» Action item: For each entry that follows, produce an exact copy.

Start of Input records

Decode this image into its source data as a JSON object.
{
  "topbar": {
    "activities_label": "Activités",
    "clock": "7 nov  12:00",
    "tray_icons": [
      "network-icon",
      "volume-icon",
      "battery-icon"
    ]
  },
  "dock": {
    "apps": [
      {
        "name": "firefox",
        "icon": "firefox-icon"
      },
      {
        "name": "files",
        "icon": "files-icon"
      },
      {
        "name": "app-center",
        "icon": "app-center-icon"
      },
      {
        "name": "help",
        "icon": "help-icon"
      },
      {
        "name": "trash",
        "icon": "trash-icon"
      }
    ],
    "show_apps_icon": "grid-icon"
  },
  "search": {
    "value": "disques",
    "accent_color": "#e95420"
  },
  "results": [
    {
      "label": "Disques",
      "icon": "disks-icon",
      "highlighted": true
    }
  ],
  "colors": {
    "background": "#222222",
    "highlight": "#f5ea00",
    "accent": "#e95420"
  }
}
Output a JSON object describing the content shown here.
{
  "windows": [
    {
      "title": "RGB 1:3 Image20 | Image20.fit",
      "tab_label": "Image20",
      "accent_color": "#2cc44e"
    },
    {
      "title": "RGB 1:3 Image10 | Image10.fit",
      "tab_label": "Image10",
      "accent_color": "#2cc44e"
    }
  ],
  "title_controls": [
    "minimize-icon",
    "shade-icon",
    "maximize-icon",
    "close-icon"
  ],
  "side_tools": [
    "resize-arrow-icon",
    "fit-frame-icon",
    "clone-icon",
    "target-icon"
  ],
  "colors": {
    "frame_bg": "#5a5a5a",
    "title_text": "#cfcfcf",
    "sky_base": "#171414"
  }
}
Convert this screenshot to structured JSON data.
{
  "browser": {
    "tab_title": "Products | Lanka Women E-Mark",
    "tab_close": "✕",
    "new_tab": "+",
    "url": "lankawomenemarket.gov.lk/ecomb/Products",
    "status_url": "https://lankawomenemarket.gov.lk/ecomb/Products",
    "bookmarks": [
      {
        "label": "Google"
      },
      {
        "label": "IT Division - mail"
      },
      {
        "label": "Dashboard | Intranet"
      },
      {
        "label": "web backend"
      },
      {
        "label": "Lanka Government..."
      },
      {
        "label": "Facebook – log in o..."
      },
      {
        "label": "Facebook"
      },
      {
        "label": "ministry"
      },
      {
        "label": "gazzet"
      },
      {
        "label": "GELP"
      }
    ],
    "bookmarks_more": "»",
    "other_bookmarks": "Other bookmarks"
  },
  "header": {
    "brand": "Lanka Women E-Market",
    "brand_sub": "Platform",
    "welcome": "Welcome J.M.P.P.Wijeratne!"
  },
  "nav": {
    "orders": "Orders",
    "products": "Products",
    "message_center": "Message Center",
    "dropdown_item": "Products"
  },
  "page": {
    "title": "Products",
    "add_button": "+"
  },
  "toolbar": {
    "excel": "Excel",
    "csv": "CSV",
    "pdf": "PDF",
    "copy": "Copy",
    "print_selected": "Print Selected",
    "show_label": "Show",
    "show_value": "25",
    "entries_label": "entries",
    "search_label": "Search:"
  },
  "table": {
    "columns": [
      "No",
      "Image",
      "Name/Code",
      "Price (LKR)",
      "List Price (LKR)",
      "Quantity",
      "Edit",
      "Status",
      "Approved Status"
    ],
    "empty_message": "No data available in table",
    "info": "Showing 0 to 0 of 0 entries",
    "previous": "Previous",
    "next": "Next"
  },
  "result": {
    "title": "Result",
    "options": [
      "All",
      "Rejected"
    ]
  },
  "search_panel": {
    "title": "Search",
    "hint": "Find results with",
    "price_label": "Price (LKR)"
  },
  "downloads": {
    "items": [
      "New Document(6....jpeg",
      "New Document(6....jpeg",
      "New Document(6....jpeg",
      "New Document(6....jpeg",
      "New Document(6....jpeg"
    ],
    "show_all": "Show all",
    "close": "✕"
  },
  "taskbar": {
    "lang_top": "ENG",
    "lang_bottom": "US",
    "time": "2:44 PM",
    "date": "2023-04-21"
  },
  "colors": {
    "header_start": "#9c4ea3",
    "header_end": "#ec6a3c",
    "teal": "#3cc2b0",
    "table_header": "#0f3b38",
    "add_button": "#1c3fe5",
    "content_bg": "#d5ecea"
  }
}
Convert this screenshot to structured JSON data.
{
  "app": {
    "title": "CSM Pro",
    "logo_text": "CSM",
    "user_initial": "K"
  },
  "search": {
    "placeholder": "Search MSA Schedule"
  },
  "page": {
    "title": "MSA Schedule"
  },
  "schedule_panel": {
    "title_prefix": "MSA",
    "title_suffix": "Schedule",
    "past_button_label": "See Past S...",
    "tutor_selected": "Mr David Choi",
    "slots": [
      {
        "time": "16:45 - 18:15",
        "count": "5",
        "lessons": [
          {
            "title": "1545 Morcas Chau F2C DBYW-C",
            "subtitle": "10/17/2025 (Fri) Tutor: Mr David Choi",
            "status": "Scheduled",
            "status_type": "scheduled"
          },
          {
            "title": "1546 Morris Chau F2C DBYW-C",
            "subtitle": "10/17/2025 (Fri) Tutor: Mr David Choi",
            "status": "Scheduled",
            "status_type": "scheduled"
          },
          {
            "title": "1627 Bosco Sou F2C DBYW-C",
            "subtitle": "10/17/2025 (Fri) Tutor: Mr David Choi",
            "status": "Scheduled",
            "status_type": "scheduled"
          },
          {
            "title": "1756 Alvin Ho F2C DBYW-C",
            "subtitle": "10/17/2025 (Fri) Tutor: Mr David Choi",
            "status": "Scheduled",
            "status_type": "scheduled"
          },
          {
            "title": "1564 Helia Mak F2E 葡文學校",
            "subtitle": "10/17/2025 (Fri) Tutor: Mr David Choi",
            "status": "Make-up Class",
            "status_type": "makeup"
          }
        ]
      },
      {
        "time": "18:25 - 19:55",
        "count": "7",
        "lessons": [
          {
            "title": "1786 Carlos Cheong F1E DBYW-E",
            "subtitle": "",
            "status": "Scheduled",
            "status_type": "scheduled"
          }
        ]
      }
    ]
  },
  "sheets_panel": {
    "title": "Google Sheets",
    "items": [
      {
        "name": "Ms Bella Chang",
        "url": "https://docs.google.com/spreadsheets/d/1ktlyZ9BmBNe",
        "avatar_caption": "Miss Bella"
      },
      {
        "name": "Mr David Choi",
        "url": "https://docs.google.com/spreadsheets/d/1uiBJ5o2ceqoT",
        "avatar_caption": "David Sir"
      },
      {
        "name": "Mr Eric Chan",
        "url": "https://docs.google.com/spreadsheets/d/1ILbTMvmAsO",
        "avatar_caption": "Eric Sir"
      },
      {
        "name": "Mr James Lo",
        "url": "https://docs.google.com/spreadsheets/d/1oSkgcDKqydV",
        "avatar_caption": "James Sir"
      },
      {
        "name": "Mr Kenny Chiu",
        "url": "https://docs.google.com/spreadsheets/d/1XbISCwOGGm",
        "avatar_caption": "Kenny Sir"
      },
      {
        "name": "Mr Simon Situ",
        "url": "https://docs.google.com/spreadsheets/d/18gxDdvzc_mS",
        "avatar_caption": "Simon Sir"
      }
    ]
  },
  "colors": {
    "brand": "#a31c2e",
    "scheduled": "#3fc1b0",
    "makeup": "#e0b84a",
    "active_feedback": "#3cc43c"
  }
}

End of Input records

» Written solution:
Decode this image into its source data as a JSON object.
{
  "topbar": {
    "activities_label": "Activités",
    "clock": "7 nov  12:00",
    "tray_icons": [
      "network-icon",
      "volume-icon",
      "battery-icon"
    ]
  },
  "dock": {
    "apps": [
      {
        "name": "firefox",
        "icon": "firefox-icon"
      },
      {
        "name": "files",
        "icon": "files-icon"
      },
      {
        "name": "app-center",
        "icon": "app-center-icon"
      },
      {
        "name": "help",
        "icon": "help-icon"
      },
      {
        "name": "trash",
        "icon": "trash-icon"
      }
    ],
    "show_apps_icon": "grid-icon"
  },
  "search": {
    "value": "disques",
    "accent_color": "#e95420"
  },
  "results": [
    {
      "label": "Disques",
      "icon": "disks-icon",
      "highlighted": true
    }
  ],
  "colors": {
    "background": "#222222",
    "highlight": "#f5ea00",
    "accent": "#e95420"
  }
}
Output a JSON object describing the content shown here.
{
  "windows": [
    {
      "title": "RGB 1:3 Image20 | Image20.fit",
      "tab_label": "Image20",
      "accent_color": "#2cc44e"
    },
    {
      "title": "RGB 1:3 Image10 | Image10.fit",
      "tab_label": "Image10",
      "accent_color": "#2cc44e"
    }
  ],
  "title_controls": [
    "minimize-icon",
    "shade-icon",
    "maximize-icon",
    "close-icon"
  ],
  "side_tools": [
    "resize-arrow-icon",
    "fit-frame-icon",
    "clone-icon",
    "target-icon"
  ],
  "colors": {
    "frame_bg": "#5a5a5a",
    "title_text": "#cfcfcf",
    "sky_base": "#171414"
  }
}
Convert this screenshot to structured JSON data.
{
  "browser": {
    "tab_title": "Products | Lanka Women E-Mark",
    "tab_close": "✕",
    "new_tab": "+",
    "url": "lankawomenemarket.gov.lk/ecomb/Products",
    "status_url": "https://lankawomenemarket.gov.lk/ecomb/Products",
    "bookmarks": [
      {
        "label": "Google"
      },
      {
        "label": "IT Division - mail"
      },
      {
        "label": "Dashboard | Intranet"
      },
      {
        "label": "web backend"
      },
      {
        "label": "Lanka Government..."
      },
      {
        "label": "Facebook – log in o..."
      },
      {
        "label": "Facebook"
      },
      {
        "label": "ministry"
      },
      {
        "label": "gazzet"
      },
      {
        "label": "GELP"
      }
    ],
    "bookmarks_more": "»",
    "other_bookmarks": "Other bookmarks"
  },
  "header": {
    "brand": "Lanka Women E-Market",
    "brand_sub": "Platform",
    "welcome": "Welcome J.M.P.P.Wijeratne!"
  },
  "nav": {
    "orders": "Orders",
    "products": "Products",
    "message_center": "Message Center",
    "dropdown_item": "Products"
  },
  "page": {
    "title": "Products",
    "add_button": "+"
  },
  "toolbar": {
    "excel": "Excel",
    "csv": "CSV",
    "pdf": "PDF",
    "copy": "Copy",
    "print_selected": "Print Selected",
    "show_label": "Show",
    "show_value": "25",
    "entries_label": "entries",
    "search_label": "Search:"
  },
  "table": {
    "columns": [
      "No",
      "Image",
      "Name/Code",
      "Price (LKR)",
      "List Price (LKR)",
      "Quantity",
      "Edit",
      "Status",
      "Approved Status"
    ],
    "empty_message": "No data available in table",
    "info": "Showing 0 to 0 of 0 entries",
    "previous": "Previous",
    "next": "Next"
  },
  "result": {
    "title": "Result",
    "options": [
      "All",
      "Rejected"
    ]
  },
  "search_panel": {
    "title": "Search",
    "hint": "Find results with",
    "price_label": "Price (LKR)"
  },
  "downloads": {
    "items": [
      "New Document(6....jpeg",
      "New Document(6....jpeg",
      "New Document(6....jpeg",
      "New Document(6....jpeg",
      "New Document(6....jpeg"
    ],
    "show_all": "Show all",
    "close": "✕"
  },
  "taskbar": {
    "lang_top": "ENG",
    "lang_bottom": "US",
    "time": "2:44 PM",
    "date": "2023-04-21"
  },
  "colors": {
    "header_start": "#9c4ea3",
    "header_end": "#ec6a3c",
    "teal": "#3cc2b0",
    "table_header": "#0f3b38",
    "add_button": "#1c3fe5",
    "content_bg": "#d5ecea"
  }
}
Convert this screenshot to structured JSON data.
{
  "app": {
    "title": "CSM Pro",
    "logo_text": "CSM",
    "user_initial": "K"
  },
  "search": {
    "placeholder": "Search MSA Schedule"
  },
  "page": {
    "title": "MSA Schedule"
  },
  "schedule_panel": {
    "title_prefix": "MSA",
    "title_suffix": "Schedule",
    "past_button_label": "See Past S...",
    "tutor_selected": "Mr David Choi",
    "slots": [
      {
        "time": "16:45 - 18:15",
        "count": "5",
        "lessons": [
          {
            "title": "1545 Morcas Chau F2C DBYW-C",
            "subtitle": "10/17/2025 (Fri) Tutor: Mr David Choi",
            "status": "Scheduled",
            "status_type": "scheduled"
          },
          {
            "title": "1546 Morris Chau F2C DBYW-C",
            "subtitle": "10/17/2025 (Fri) Tutor: Mr David Choi",
            "status": "Scheduled",
            "status_type": "scheduled"
          },
          {
            "title": "1627 Bosco Sou F2C DBYW-C",
            "subtitle": "10/17/2025 (Fri) Tutor: Mr David Choi",
            "status": "Scheduled",
            "status_type": "scheduled"
          },
          {
            "title": "1756 Alvin Ho F2C DBYW-C",
            "subtitle": "10/17/2025 (Fri) Tutor: Mr David Choi",
            "status": "Scheduled",
            "status_type": "scheduled"
          },
          {
            "title": "1564 Helia Mak F2E 葡文學校",
            "subtitle": "10/17/2025 (Fri) Tutor: Mr David Choi",
            "status": "Make-up Class",
            "status_type": "makeup"
          }
        ]
      },
      {
        "time": "18:25 - 19:55",
        "count": "7",
        "lessons": [
          {
            "title": "1786 Carlos Cheong F1E DBYW-E",
            "subtitle": "",
            "status": "Scheduled",
            "status_type": "scheduled"
          }
        ]
      }
    ]
  },
  "sheets_panel": {
    "title": "Google Sheets",
    "items": [
      {
        "name": "Ms Bella Chang",
        "url": "https://docs.google.com/spreadsheets/d/1ktlyZ9BmBNe",
        "avatar_caption": "Miss Bella"
      },
      {
        "name": "Mr David Choi",
        "url": "https://docs.google.com/spreadsheets/d/1uiBJ5o2ceqoT",
        "avatar_caption": "David Sir"
      },
      {
        "name": "Mr Eric Chan",
        "url": "https://docs.google.com/spreadsheets/d/1ILbTMvmAsO",
        "avatar_caption": "Eric Sir"
      },
      {
        "name": "Mr James Lo",
        "url": "https://docs.google.com/spreadsheets/d/1oSkgcDKqydV",
        "avatar_caption": "James Sir"
      },
      {
        "name": "Mr Kenny Chiu",
        "url": "https://docs.google.com/spreadsheets/d/1XbISCwOGGm",
        "avatar_caption": "Kenny Sir"
      },
      {
        "name": "Mr Simon Situ",
        "url": "https://docs.google.com/spreadsheets/d/18gxDdvzc_mS",
        "avatar_caption": "Simon Sir"
      }
    ]
  },
  "colors": {
    "brand": "#a31c2e",
    "scheduled": "#3fc1b0",
    "makeup": "#e0b84a",
    "active_feedback": "#3cc43c"
  }
}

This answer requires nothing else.